Facility Profile - July 2014
Find a printable version here

Sports Facilities

Shooting Touch
Basketball Suite, Dartmouth College in Hanover, N.H.

By Steve Nelson

The design of a coaches' office suite involves a few technical challenges. One primary concern in athletic program spaces is sound transmission—the spaces will host private conversations between coaches and recruits, between coaches and teams, and between coaches. Keeping the conversations private—and keeping the sound of team meetings and game videos contained—is a matter of bringing interior walls all the way to the underside of roof decks, above the ceiling; offsetting outlets; providing proper insulation; and layering sheetrock in the demising walls. One technique is the layering of different thicknesses of gypsum board so that one layer dampens the vibration of the next. Other measures include specifying gasketed doors, which feature a shoe that extends and presses tightly to the floor or threshold when the door is closed.

Another challenge in renovation is HVAC, especially in a space that has been adapted from other uses and which features a low ceiling structure. In the original fitness center, two window air conditioners had been used to augment the existing ventilation system, and existing mechanical rooms were remote from the space. Cool air had to be ducted to the basketball suite, where a VAV system was used to control cooling of disparate spaces such as small offices and larger locker rooms.

Using What You Have

Many athletic department donors believe they must spend lavishly. Cost-efficiency is thought of as doing things on the cheap. But, renovation projects don't have to break the bank to turn a nondescript space into a showplace. The cost of bringing an entirely new presence to Dartmouth's two basketball programs was $1.87 million. In the process, 6,800 square feet of program space was created out of underutilized space that occupied a prime location. What's more, spaces formerly occupied by the basketball programs that had been scattered among various campus buildings now have been made available for the college's next priority project.

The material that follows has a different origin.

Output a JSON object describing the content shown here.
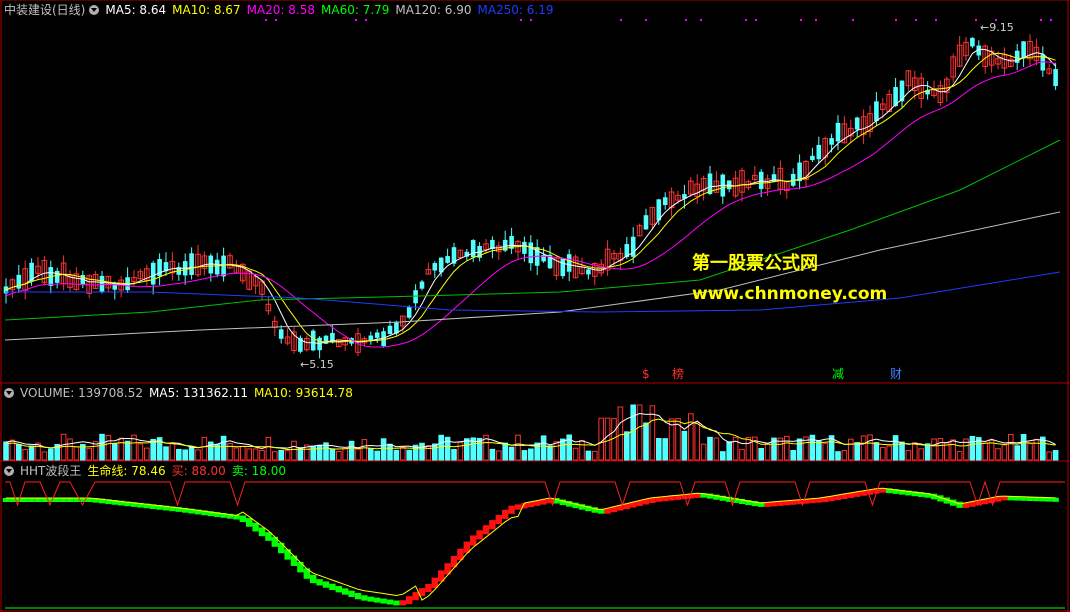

Steve Nelson, AIA, is a partner with Wethersfield, Conn.-based Moser Pilon Nelson Architects. For more information, visit www.mpn-arch.com.